### Required action
Please list all lines of the material below in which the string "with" occurs.
[Opening Task input section]
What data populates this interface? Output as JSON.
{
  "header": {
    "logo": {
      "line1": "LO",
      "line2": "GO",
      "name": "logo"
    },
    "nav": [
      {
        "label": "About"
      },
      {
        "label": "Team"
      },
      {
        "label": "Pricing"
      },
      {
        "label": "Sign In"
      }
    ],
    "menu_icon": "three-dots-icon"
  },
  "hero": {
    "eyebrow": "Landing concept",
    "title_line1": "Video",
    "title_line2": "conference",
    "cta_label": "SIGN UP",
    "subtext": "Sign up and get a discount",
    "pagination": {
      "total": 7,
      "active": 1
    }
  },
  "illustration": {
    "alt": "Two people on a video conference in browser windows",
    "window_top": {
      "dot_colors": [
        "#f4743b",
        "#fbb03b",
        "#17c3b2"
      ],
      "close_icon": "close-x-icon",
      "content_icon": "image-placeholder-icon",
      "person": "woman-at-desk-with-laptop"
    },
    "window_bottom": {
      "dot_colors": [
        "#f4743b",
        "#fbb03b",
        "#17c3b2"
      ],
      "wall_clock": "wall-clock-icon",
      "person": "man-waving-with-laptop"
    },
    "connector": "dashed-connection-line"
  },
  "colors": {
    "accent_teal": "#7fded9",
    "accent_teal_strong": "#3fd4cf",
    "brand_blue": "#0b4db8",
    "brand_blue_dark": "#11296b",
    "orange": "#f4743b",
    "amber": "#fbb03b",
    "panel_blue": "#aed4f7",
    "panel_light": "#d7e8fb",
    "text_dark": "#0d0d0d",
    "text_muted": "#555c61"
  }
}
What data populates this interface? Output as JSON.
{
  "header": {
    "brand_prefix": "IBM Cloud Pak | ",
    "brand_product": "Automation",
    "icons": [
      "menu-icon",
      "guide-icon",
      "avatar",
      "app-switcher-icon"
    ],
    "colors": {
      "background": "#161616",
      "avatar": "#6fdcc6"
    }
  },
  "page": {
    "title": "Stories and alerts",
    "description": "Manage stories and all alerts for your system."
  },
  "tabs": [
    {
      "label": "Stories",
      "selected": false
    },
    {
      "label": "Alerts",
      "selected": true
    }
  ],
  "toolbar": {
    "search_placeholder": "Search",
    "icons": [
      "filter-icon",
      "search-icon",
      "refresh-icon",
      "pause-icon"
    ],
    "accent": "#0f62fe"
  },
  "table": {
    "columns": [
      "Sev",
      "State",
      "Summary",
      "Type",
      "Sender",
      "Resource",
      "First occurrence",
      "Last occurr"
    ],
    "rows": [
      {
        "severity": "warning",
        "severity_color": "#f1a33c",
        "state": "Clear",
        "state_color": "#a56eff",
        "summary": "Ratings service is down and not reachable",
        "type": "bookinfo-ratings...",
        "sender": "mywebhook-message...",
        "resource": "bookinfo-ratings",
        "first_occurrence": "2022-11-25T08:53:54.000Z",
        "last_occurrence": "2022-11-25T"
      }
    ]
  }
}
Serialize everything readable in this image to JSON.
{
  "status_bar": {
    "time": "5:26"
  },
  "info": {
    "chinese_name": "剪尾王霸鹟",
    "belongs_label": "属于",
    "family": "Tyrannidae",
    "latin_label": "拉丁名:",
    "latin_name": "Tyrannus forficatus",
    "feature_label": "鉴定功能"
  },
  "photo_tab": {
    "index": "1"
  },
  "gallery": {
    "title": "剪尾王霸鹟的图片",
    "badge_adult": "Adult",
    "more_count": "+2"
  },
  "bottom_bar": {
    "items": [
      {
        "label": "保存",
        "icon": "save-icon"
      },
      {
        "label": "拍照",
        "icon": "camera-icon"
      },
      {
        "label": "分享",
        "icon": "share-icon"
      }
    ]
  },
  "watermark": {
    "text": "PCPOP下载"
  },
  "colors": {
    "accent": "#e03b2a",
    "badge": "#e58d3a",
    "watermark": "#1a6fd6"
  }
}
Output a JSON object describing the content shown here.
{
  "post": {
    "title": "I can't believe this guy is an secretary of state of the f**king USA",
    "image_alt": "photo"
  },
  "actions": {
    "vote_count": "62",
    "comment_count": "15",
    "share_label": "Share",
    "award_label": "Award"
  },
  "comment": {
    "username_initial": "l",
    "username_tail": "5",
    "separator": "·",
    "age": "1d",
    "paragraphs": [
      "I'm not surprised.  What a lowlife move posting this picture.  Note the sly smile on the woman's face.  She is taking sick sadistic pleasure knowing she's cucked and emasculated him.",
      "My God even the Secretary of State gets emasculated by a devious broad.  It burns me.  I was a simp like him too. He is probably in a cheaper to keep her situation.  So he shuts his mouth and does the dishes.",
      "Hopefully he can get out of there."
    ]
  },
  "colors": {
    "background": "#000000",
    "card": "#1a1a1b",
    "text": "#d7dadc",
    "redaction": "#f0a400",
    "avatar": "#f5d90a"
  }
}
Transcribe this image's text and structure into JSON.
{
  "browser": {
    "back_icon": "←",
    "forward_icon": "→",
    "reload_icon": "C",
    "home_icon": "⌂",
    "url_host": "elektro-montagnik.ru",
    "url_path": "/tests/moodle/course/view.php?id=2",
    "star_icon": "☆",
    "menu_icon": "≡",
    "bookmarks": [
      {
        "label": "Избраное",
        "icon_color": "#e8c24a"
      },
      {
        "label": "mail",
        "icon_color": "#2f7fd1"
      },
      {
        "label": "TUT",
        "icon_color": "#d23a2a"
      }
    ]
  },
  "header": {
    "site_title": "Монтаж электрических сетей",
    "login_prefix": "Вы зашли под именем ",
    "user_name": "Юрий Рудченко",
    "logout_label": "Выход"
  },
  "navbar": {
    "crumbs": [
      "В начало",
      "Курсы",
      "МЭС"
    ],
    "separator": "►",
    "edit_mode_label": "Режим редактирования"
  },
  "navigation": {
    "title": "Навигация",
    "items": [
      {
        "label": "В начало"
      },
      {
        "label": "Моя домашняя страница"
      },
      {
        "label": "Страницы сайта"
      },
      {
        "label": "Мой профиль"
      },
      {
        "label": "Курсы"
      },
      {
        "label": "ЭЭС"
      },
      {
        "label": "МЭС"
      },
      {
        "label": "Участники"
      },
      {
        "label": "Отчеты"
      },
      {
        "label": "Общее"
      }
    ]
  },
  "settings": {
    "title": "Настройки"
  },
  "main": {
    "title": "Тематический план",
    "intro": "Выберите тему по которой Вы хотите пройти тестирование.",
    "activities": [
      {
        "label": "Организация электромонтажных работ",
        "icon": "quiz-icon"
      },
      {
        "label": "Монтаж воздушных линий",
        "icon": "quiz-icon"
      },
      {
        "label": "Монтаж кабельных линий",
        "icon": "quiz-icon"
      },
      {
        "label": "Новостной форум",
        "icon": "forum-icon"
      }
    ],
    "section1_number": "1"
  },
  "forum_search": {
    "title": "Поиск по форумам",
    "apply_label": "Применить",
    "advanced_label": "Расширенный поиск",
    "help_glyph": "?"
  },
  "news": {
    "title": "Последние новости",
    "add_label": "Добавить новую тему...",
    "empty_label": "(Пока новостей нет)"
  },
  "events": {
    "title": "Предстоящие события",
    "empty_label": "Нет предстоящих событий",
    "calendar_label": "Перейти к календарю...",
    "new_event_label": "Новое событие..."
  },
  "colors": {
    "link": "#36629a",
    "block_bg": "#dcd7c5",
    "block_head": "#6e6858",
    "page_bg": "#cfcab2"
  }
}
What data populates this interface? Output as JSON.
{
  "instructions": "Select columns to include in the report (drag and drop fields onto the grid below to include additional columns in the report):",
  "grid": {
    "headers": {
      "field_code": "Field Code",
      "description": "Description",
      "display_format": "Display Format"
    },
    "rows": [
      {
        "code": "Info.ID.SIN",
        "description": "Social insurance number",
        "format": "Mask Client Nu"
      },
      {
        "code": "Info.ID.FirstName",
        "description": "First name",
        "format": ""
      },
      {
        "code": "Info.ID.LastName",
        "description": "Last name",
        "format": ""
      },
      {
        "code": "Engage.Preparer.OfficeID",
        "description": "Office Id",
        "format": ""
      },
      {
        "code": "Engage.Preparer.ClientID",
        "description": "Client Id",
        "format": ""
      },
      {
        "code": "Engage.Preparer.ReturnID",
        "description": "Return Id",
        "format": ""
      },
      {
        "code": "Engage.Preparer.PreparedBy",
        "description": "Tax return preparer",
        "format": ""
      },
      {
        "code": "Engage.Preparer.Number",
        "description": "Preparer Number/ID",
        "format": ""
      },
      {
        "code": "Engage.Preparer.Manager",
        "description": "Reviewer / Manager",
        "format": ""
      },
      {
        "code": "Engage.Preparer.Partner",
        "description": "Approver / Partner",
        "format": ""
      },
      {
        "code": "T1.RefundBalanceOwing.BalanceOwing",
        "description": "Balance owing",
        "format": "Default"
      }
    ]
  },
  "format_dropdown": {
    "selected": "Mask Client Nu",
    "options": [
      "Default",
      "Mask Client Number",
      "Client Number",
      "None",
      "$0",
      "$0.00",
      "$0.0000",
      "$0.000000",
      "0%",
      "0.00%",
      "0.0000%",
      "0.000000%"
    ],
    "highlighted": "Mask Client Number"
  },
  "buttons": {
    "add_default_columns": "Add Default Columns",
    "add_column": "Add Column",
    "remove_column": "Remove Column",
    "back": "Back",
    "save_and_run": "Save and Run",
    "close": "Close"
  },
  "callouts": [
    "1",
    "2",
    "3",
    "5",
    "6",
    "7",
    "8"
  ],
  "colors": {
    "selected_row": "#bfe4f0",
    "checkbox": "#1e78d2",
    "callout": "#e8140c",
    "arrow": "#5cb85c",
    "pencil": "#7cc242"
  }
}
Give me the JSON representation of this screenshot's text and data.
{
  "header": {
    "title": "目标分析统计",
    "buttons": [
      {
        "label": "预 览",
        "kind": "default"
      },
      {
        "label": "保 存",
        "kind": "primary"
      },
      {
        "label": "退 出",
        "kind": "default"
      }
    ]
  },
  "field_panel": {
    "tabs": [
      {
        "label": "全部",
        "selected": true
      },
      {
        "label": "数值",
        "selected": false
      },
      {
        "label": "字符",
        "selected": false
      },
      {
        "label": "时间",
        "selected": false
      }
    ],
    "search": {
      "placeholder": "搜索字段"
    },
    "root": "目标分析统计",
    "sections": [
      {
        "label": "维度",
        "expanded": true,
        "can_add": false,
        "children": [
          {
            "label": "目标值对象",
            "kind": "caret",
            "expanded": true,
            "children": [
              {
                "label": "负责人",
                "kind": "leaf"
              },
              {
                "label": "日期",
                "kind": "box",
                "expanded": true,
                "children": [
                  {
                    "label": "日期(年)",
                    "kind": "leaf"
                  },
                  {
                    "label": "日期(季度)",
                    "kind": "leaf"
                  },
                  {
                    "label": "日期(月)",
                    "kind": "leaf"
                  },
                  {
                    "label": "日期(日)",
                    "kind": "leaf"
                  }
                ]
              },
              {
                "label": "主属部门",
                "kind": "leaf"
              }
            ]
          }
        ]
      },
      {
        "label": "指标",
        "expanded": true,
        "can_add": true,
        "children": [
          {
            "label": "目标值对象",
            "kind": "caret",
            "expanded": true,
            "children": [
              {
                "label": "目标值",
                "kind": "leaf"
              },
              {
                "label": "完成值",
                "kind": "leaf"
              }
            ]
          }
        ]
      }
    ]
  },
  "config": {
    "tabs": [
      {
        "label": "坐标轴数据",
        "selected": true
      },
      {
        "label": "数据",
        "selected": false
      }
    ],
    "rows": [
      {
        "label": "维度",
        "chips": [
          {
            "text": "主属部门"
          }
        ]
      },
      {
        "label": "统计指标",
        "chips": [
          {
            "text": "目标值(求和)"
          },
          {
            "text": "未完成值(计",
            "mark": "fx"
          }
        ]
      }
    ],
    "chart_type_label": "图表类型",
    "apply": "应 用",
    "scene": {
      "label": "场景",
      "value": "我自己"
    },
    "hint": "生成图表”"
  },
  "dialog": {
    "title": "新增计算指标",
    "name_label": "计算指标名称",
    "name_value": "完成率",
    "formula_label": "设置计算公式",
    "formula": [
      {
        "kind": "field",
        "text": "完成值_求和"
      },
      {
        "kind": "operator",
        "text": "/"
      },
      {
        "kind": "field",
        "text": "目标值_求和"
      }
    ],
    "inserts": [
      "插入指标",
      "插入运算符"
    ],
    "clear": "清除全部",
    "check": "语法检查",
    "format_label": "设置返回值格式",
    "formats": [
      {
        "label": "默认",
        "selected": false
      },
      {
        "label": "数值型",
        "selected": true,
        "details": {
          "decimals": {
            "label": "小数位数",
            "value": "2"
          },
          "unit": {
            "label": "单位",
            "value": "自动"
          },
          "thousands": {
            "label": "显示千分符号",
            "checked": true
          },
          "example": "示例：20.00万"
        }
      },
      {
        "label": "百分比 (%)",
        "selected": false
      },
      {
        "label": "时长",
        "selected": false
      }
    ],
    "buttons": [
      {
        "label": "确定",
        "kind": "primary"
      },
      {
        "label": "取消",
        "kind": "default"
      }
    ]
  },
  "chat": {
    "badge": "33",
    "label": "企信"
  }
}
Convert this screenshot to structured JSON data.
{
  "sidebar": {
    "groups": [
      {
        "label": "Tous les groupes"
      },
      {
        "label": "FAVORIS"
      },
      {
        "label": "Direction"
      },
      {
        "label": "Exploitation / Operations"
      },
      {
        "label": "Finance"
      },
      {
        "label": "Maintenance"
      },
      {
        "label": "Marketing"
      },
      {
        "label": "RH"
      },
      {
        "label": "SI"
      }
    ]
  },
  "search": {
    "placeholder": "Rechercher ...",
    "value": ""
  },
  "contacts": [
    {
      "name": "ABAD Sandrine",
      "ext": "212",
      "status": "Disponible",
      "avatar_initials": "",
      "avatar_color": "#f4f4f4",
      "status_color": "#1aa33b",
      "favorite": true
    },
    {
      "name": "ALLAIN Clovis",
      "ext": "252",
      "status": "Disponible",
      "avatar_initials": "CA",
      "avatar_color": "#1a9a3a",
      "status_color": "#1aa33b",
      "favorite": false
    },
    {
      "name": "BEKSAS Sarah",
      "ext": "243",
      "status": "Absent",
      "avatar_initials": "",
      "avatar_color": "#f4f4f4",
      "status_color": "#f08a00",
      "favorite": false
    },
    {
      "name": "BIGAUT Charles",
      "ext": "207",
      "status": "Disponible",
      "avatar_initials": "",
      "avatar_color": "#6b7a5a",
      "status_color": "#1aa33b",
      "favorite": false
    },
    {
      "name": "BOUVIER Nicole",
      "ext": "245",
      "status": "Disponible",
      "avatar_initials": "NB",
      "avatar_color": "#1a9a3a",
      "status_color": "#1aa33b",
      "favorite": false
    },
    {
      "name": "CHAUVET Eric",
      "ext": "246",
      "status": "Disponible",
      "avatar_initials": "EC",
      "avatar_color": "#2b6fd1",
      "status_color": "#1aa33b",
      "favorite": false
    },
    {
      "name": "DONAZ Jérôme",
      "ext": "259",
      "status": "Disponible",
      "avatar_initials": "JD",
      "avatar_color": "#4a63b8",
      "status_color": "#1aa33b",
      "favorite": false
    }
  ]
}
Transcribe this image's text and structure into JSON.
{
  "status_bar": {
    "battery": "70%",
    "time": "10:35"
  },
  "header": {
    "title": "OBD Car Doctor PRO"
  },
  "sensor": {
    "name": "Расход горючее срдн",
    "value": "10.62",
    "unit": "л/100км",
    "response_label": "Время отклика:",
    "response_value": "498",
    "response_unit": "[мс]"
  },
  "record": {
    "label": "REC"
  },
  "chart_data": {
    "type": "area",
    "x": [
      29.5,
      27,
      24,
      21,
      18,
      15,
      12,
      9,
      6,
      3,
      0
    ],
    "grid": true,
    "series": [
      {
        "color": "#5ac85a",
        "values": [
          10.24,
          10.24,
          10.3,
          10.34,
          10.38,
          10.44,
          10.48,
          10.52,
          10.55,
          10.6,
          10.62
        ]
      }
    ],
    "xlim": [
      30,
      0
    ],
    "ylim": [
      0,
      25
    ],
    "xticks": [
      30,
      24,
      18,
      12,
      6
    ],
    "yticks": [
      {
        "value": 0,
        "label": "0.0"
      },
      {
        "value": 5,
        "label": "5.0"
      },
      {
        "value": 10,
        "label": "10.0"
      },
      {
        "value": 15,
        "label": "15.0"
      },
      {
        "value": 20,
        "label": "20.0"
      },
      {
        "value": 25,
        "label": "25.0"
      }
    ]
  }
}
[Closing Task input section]
### Written response
      "person": "woman-at-desk-with-laptop"
      "person": "man-waving-with-laptop"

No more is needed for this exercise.